There’s a strange pattern here. We’re surprised by young people who display what we consider to be the kind of sophistication and wisdom that we associate only with experience and age, as well as by elders who display the physical stamina, prowess, and productivity of people decades younger. It’s as if to be young means only to be strong and to be old means only to be wise.
A name can be a powerful thing and I still struggle with knowing the best term for the phenomenon we know as dementia. Can we come up with a name that captures both the challenges and the joys of people experiencing it?
Through reducing the negative, shameful and dishonoring messages so commonly spread via stigma, we can offer instead more viable pollination which hopefully will mature into fruits of dignity.
The insidious thing about otherization is that it is applied to all kinds of distinctions: race, ethnicity, gender, ability, and sexual orientation, to name a few. And, of course, to age.
Agism cuts both ways, discriminating against both the so-called ‘young’ and ‘old,’ and turns these two seemingly innocuous words into pejoratives. When ‘young’ and ‘old’ are used colloquially rather than as they were intended (as comparative markers of time) they become profane.
Like questions about any other topic, the ones we ask about aging and the ways in which we choose to answer them reveal what we believe and care about.
It’s time we turn the tide on the silver tsunami myth and find a different metaphor, one that accurately reflects the huge assets older adults bring to all aspects of life.

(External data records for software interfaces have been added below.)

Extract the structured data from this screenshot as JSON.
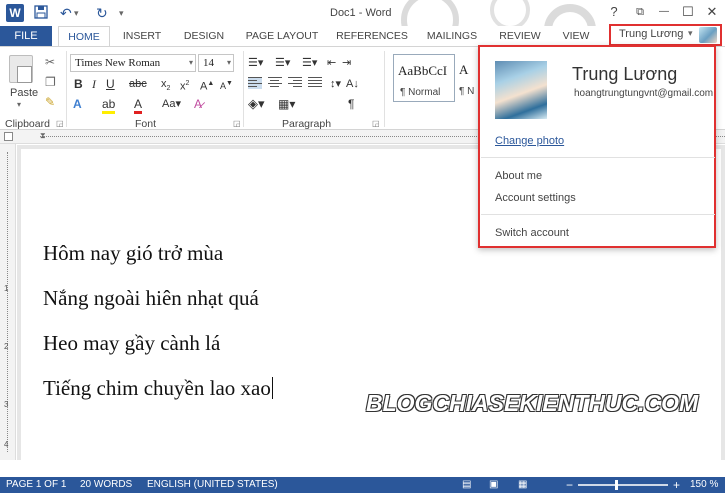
{
  "window": {
    "title": "Doc1 - Word",
    "controls": {
      "help": "?",
      "ribbon_display": "⧉",
      "minimize": "—",
      "maximize": "☐",
      "close": "✕"
    }
  },
  "quick_access": {
    "save_icon": "save-icon",
    "undo_icon": "undo-icon",
    "redo_icon": "redo-icon"
  },
  "tabs": {
    "file": "FILE",
    "items": [
      "HOME",
      "INSERT",
      "DESIGN",
      "PAGE LAYOUT",
      "REFERENCES",
      "MAILINGS",
      "REVIEW",
      "VIEW"
    ],
    "active": "HOME"
  },
  "account": {
    "name": "Trung Lương",
    "caret": "▾",
    "panel": {
      "display_name": "Trung Lương",
      "email": "hoangtrungtungvnt@gmail.com",
      "change_photo": "Change photo",
      "about_me": "About me",
      "account_settings": "Account settings",
      "switch_account": "Switch account"
    }
  },
  "ribbon": {
    "clipboard": {
      "label": "Clipboard",
      "paste": "Paste"
    },
    "font": {
      "label": "Font",
      "family": "Times New Roman",
      "size": "14"
    },
    "paragraph": {
      "label": "Paragraph"
    },
    "styles": {
      "sample": "AaBbCcI",
      "normal": "¶ Normal",
      "second_sample": "A",
      "second_name": "¶ N"
    }
  },
  "ruler": {
    "v_numbers": [
      "1",
      "2",
      "3",
      "4"
    ]
  },
  "document": {
    "lines": [
      "Hôm nay gió trở mùa",
      "Nắng ngoài hiên nhạt quá",
      "Heo may gầy cành lá",
      "Tiếng chim chuyền lao xao"
    ],
    "watermark": "BLOGCHIASEKIENTHUC.COM"
  },
  "status": {
    "page": "PAGE 1 OF 1",
    "words": "20 WORDS",
    "language": "ENGLISH (UNITED STATES)",
    "zoom_minus": "−",
    "zoom_plus": "+",
    "zoom": "150 %",
    "zoom_level_percent": 150
  },
  "colors": {
    "accent": "#2b579a",
    "highlight_border": "#e03030",
    "status_bar": "#2b579a"
  }
}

I have been advocating that community planners switch to the terms “age-inclusive” and “dementia-inclusive,” as these terms raise the bar by requiring the inclusion of such people in all aspects of community life and planning, rather than simply creating a kind but misguided process of substituted judgment.